*Material for this task:*
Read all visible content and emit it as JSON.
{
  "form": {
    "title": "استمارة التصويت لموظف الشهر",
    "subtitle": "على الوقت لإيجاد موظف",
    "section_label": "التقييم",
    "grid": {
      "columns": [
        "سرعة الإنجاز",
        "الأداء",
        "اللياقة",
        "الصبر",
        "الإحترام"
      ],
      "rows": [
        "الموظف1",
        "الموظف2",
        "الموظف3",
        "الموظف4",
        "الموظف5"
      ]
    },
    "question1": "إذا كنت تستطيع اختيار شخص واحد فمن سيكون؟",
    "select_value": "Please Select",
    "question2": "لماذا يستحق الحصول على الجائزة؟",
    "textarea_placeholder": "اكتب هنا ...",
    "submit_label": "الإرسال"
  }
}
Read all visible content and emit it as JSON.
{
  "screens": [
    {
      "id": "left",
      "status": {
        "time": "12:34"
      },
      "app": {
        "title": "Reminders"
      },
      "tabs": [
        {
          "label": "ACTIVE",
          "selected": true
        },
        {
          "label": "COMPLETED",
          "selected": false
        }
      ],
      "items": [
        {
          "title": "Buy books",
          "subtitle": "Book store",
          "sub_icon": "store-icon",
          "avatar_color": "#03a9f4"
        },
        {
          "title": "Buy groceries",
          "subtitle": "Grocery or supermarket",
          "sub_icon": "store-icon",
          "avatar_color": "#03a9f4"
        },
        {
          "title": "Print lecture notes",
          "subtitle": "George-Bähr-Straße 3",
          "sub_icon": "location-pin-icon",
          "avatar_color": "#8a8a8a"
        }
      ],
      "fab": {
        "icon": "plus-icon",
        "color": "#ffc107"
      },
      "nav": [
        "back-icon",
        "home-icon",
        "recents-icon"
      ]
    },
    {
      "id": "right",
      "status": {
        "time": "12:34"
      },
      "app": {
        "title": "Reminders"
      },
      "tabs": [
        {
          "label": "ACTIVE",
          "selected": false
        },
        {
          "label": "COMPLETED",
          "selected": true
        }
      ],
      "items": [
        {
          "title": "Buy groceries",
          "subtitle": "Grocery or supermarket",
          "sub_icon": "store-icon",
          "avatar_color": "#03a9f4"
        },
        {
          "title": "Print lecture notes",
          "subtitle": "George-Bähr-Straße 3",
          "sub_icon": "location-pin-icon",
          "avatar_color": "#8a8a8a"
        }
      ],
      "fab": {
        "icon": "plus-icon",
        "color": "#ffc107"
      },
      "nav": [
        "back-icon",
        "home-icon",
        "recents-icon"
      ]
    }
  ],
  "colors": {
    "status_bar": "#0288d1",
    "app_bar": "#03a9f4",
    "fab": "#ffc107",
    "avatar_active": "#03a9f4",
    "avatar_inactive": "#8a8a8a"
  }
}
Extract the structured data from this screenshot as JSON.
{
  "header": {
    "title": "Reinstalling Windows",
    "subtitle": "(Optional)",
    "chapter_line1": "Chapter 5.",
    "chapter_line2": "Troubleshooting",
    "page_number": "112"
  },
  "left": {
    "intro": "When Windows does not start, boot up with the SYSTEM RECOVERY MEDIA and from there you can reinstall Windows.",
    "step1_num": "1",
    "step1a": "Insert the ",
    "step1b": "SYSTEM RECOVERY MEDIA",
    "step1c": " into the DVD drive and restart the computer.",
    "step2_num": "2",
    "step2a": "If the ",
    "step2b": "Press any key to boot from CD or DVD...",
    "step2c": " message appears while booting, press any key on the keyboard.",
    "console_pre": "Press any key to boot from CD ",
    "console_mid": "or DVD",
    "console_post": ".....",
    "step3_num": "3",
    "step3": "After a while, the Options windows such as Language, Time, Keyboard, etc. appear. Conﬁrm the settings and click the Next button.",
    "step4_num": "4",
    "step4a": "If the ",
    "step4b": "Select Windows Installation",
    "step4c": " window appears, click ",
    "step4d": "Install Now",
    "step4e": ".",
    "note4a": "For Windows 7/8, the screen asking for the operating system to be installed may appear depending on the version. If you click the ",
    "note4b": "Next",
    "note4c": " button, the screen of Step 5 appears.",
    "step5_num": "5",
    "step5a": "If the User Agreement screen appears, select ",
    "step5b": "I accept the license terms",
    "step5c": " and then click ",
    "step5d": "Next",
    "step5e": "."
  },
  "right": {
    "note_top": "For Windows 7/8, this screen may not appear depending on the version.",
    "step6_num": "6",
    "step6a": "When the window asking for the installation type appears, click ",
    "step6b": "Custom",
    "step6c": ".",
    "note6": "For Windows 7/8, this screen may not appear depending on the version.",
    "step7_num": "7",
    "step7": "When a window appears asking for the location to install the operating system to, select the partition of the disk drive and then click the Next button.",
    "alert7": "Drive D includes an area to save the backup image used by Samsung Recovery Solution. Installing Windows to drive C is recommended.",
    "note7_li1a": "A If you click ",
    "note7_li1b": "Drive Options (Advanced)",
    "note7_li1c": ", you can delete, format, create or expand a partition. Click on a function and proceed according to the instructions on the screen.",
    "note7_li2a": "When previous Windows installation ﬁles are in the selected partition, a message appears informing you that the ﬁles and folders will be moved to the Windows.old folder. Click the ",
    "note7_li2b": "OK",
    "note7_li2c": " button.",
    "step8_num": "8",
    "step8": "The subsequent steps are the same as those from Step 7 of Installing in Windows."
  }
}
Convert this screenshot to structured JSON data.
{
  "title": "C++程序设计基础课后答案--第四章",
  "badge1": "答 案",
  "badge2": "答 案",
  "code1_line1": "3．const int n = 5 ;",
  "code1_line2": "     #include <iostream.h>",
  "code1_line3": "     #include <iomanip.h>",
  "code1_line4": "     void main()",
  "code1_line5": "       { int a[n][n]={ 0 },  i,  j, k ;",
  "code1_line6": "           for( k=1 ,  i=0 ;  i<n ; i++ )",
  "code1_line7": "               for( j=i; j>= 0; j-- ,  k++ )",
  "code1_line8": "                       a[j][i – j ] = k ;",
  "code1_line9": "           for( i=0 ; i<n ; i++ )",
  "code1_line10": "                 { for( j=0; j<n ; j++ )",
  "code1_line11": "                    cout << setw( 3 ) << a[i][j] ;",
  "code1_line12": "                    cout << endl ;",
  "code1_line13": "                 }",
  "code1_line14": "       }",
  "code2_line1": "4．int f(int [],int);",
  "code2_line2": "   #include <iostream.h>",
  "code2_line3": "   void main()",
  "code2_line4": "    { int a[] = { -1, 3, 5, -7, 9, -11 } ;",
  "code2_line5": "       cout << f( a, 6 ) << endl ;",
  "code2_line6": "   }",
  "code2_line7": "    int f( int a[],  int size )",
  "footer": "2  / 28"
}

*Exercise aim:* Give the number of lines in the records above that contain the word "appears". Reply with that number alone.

*Result of the task:* 7